11.5 C
New York
Saturday, October 1, 2022

Chanter, a tested and approved solution to fight against the long Covid

Singing lullabies regularly could help people with a long Covid period to catch their breath more quickly, British researchers say. Shortness of breath is one of the most common symptoms in long-term Covid cases.

Since the start of the pandemic, treatment methods to fight Covid have flourished. The last? To sing. This would improve patients’ breathing quality, according to a study conducted by British researchers and published in the journal The Lancet Respiratory Medicine.

“Covid-19 can cause long-term illness and disability, which is increasingly seen as a major global challenge”, the researchers note in the introduction to their study.

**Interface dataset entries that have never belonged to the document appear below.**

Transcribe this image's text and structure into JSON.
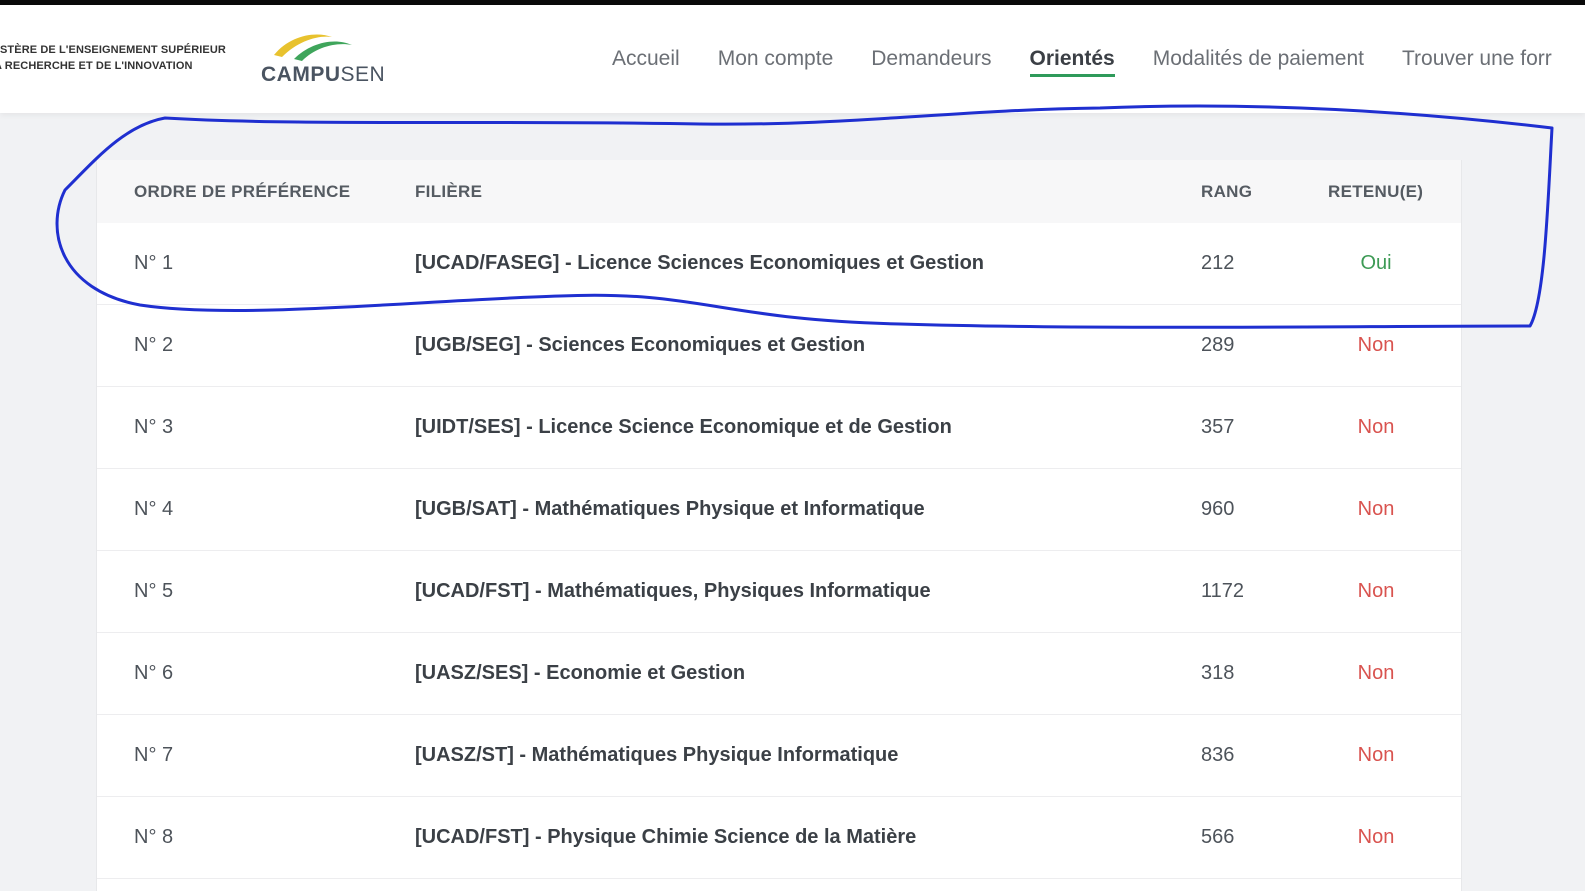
{
  "header": {
    "ministry_line1": "STÈRE DE L'ENSEIGNEMENT SUPÉRIEUR",
    "ministry_line2": "A RECHERCHE ET DE L'INNOVATION",
    "logo_text_bold": "CAMPU",
    "logo_text_light": "SEN",
    "logo_icon": "campusen-swoosh-logo",
    "colors": {
      "logo_yellow": "#e8c22e",
      "logo_green": "#3fa55b",
      "active_underline": "#2f9a5a"
    }
  },
  "nav": {
    "items": [
      {
        "label": "Accueil",
        "active": false
      },
      {
        "label": "Mon compte",
        "active": false
      },
      {
        "label": "Demandeurs",
        "active": false
      },
      {
        "label": "Orientés",
        "active": true
      },
      {
        "label": "Modalités de paiement",
        "active": false
      },
      {
        "label": "Trouver une forr",
        "active": false
      }
    ]
  },
  "table": {
    "columns": [
      "ORDRE DE PRÉFÉRENCE",
      "FILIÈRE",
      "RANG",
      "RETENU(E)"
    ],
    "rows": [
      {
        "pref": "N° 1",
        "filiere": "[UCAD/FASEG] - Licence Sciences Economiques et Gestion",
        "rang": "212",
        "retenu": "Oui"
      },
      {
        "pref": "N° 2",
        "filiere": "[UGB/SEG] - Sciences Economiques et Gestion",
        "rang": "289",
        "retenu": "Non"
      },
      {
        "pref": "N° 3",
        "filiere": "[UIDT/SES] - Licence Science Economique et de Gestion",
        "rang": "357",
        "retenu": "Non"
      },
      {
        "pref": "N° 4",
        "filiere": "[UGB/SAT] - Mathématiques Physique et Informatique",
        "rang": "960",
        "retenu": "Non"
      },
      {
        "pref": "N° 5",
        "filiere": "[UCAD/FST] - Mathématiques, Physiques Informatique",
        "rang": "1172",
        "retenu": "Non"
      },
      {
        "pref": "N° 6",
        "filiere": "[UASZ/SES] - Economie et Gestion",
        "rang": "318",
        "retenu": "Non"
      },
      {
        "pref": "N° 7",
        "filiere": "[UASZ/ST] - Mathématiques Physique Informatique",
        "rang": "836",
        "retenu": "Non"
      },
      {
        "pref": "N° 8",
        "filiere": "[UCAD/FST] - Physique Chimie Science de la Matière",
        "rang": "566",
        "retenu": "Non"
      }
    ],
    "colors": {
      "oui": "#3d9a55",
      "non": "#d9534f"
    }
  },
  "annotation": {
    "shape": "hand-drawn-circle",
    "color": "#1f2fd0",
    "highlighted_row": "N° 1"
  }
}
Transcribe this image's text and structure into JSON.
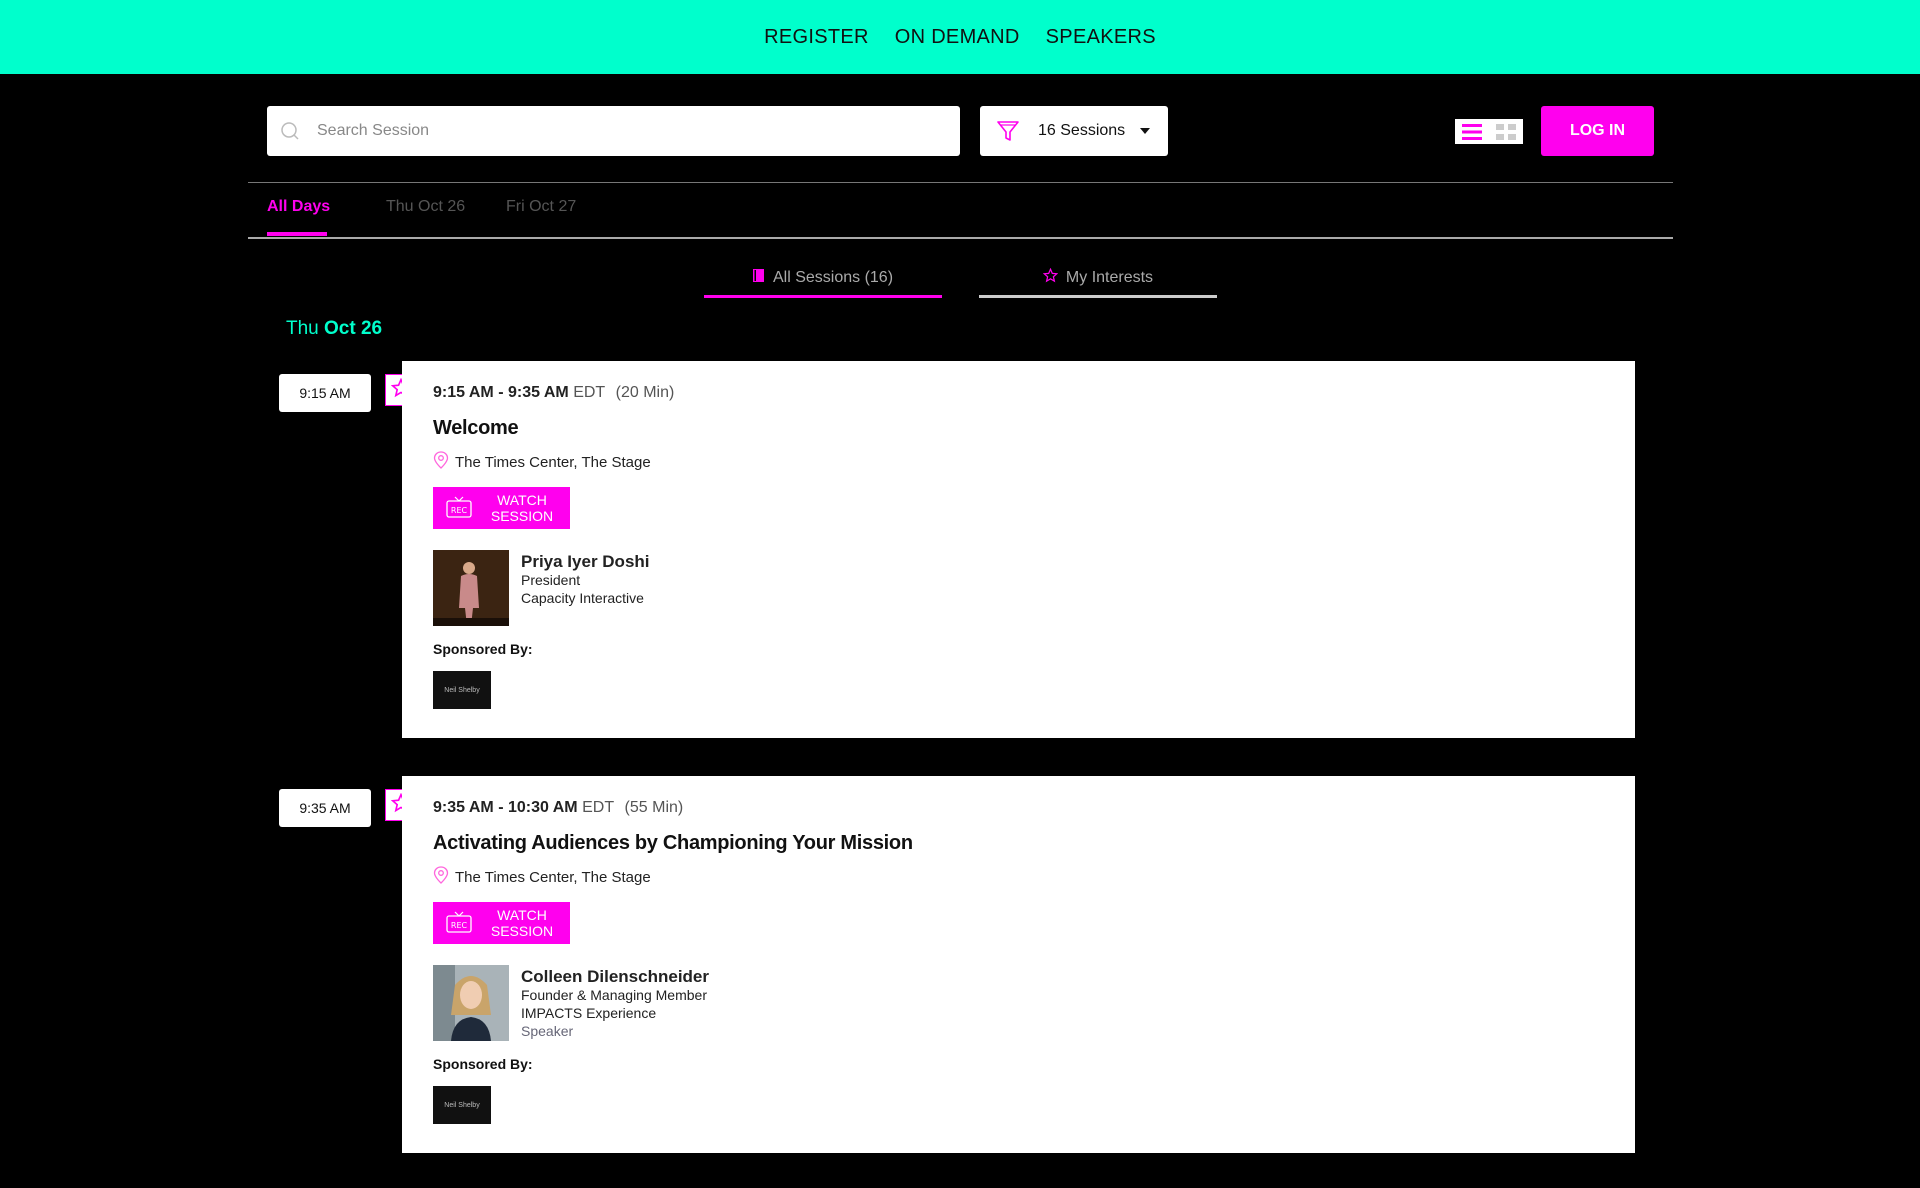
{
  "nav": {
    "register": "REGISTER",
    "on_demand": "ON DEMAND",
    "speakers": "SPEAKERS"
  },
  "search": {
    "placeholder": "Search Session",
    "value": ""
  },
  "filter": {
    "label": "16 Sessions"
  },
  "login": {
    "label": "LOG IN"
  },
  "day_tabs": [
    {
      "label": "All Days",
      "active": true
    },
    {
      "label": "Thu Oct 26",
      "active": false
    },
    {
      "label": "Fri Oct 27",
      "active": false
    }
  ],
  "sub_tabs": {
    "all_sessions": "All Sessions (16)",
    "my_interests": "My Interests"
  },
  "day_heading": {
    "weekday": "Thu",
    "date": "Oct 26"
  },
  "sessions": [
    {
      "chip_time": "9:15 AM",
      "time_range": "9:15 AM - 9:35 AM",
      "tz": "EDT",
      "duration": "(20 Min)",
      "title": "Welcome",
      "location": "The Times Center, The Stage",
      "watch_label": "WATCH SESSION",
      "speaker": {
        "name": "Priya Iyer Doshi",
        "role": "President",
        "org": "Capacity Interactive",
        "tag": ""
      },
      "sponsored_label": "Sponsored By:",
      "sponsor_logo_text": "Neil Shelby"
    },
    {
      "chip_time": "9:35 AM",
      "time_range": "9:35 AM - 10:30 AM",
      "tz": "EDT",
      "duration": "(55 Min)",
      "title": "Activating Audiences by Championing Your Mission",
      "location": "The Times Center, The Stage",
      "watch_label": "WATCH SESSION",
      "speaker": {
        "name": "Colleen Dilenschneider",
        "role": "Founder & Managing Member",
        "org": "IMPACTS Experience",
        "tag": "Speaker"
      },
      "sponsored_label": "Sponsored By:",
      "sponsor_logo_text": "Neil Shelby"
    }
  ],
  "rec_badge": "REC",
  "colors": {
    "accent": "#ff00ee",
    "nav_bg": "#00ffcc",
    "page_bg": "#000000"
  }
}
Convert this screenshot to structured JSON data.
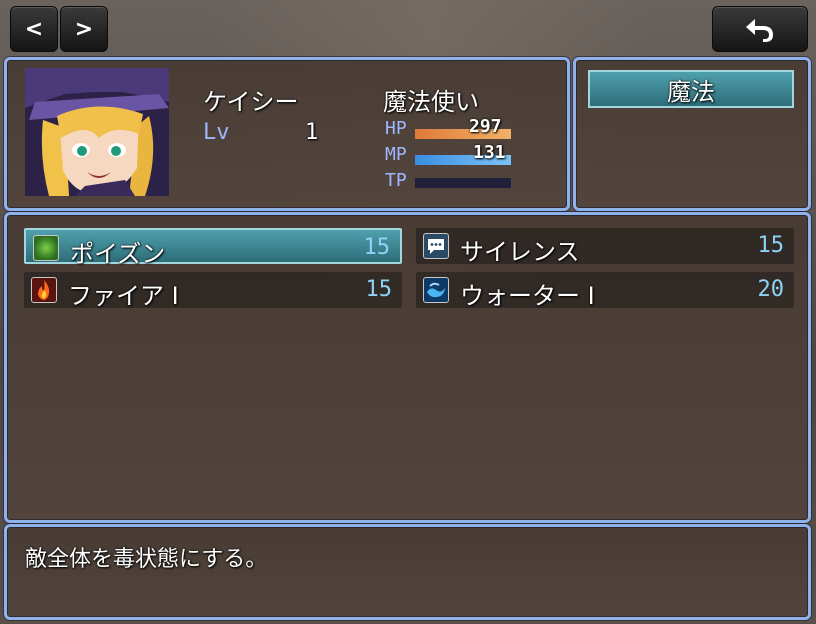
{
  "topbar": {
    "prev_label": "<",
    "next_label": ">",
    "back_icon": "back-arrow-icon"
  },
  "actor": {
    "name": "ケイシー",
    "class": "魔法使い",
    "level_label": "Lv",
    "level": "1",
    "hp_label": "HP",
    "hp": "297",
    "hp_ratio": 1.0,
    "mp_label": "MP",
    "mp": "131",
    "mp_ratio": 1.0,
    "tp_label": "TP",
    "tp_ratio": 0.0
  },
  "skill_type": {
    "label": "魔法"
  },
  "skills": [
    {
      "name": "ポイズン",
      "cost": "15",
      "icon": "poison-icon",
      "selected": true
    },
    {
      "name": "サイレンス",
      "cost": "15",
      "icon": "silence-icon",
      "selected": false
    },
    {
      "name": "ファイア I",
      "cost": "15",
      "icon": "fire-icon",
      "selected": false
    },
    {
      "name": "ウォーター I",
      "cost": "20",
      "icon": "water-icon",
      "selected": false
    }
  ],
  "help": {
    "text": "敵全体を毒状態にする。"
  },
  "colors": {
    "hp_gauge": "#e8954a",
    "mp_gauge": "#4aa4e8",
    "tp_gauge": "#20203a",
    "cost_text": "#8dd3f7",
    "window_border": "#8fb2ea",
    "stat_label": "#9fb7ff"
  }
}
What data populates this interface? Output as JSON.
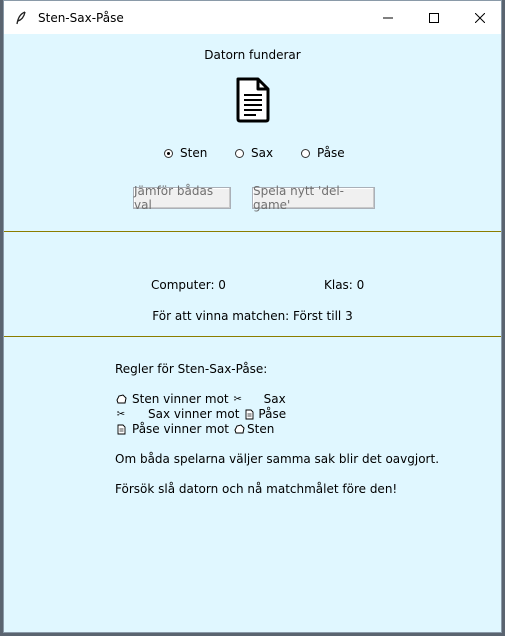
{
  "window": {
    "title": "Sten-Sax-Påse"
  },
  "status": "Datorn funderar",
  "computer_choice_icon": "document-icon",
  "choices": [
    {
      "label": "Sten",
      "selected": true
    },
    {
      "label": "Sax",
      "selected": false
    },
    {
      "label": "Påse",
      "selected": false
    }
  ],
  "buttons": {
    "compare": "Jämför bådas val",
    "new_game": "Spela nytt 'del-game'"
  },
  "score": {
    "computer": "Computer: 0",
    "player": "Klas: 0"
  },
  "goal": "För att vinna matchen: Först till 3",
  "rules": {
    "heading": "Regler för Sten-Sax-Påse:",
    "rule1": {
      "a": "Sten vinner mot",
      "b": "Sax"
    },
    "rule2": {
      "a": "Sax vinner mot",
      "b": "Påse"
    },
    "rule3": {
      "a": "Påse vinner mot",
      "b": "Sten"
    },
    "tie": "Om båda spelarna väljer samma sak blir det oavgjort.",
    "goal": "Försök slå datorn och nå matchmålet före den!"
  },
  "colors": {
    "background": "#e0f7ff",
    "separator": "#8b7d00"
  }
}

In the UK, specialists estimate that 1.3 million people suffer from long-term Covid, or 2% of the population.

Symptoms include loss of taste and smell, headache, persistent fatigue, as well as persistent shortness of breath, anxiety and loss of quality of life. It is on these last three points that British researchers from Imperial College London and Imperial College Healthcare have focused their research.

catch your breath

To conduct their research, the specialists measured the breathing quality of 150 candidates. All had shortness of breath for more than 4 weeks, some also suffered from anxiety.

The researchers divided them into two groups. A first received the usual care. The other followed a program called “Breathe”. For six weeks, the participants took singing lessons with singers from the English National Opera. Its purpose was to learn and hum lullabies intended to soothe and calm the sick. After the experiment, the participants rated their shortness of breath at rest and after physical exertion.

Result ? The people who took the singing class noticed an improvement in their breath compared to the group who did not take the Breath program.

“Our results suggest that a respiratory and wellness program can improve respiratory symptoms, including shortness of breath, and mental health in people with persistent symptoms after Covid-19 infection”the experts conclude.

ETX Daily Up

john willhttps://receivinghelpdesk.com
John is a Gamer And A Writer By Heart. He Writes News Articles On Receivinghelpdesk And Also Specializes In Writing Tech and entertainment-related topics. He Loves Watching Movies And Shows. Definitely A Complete Extrovert.

Related Articles


Please enter your comment!
Please enter your name here

Stay Connected


Latest Articles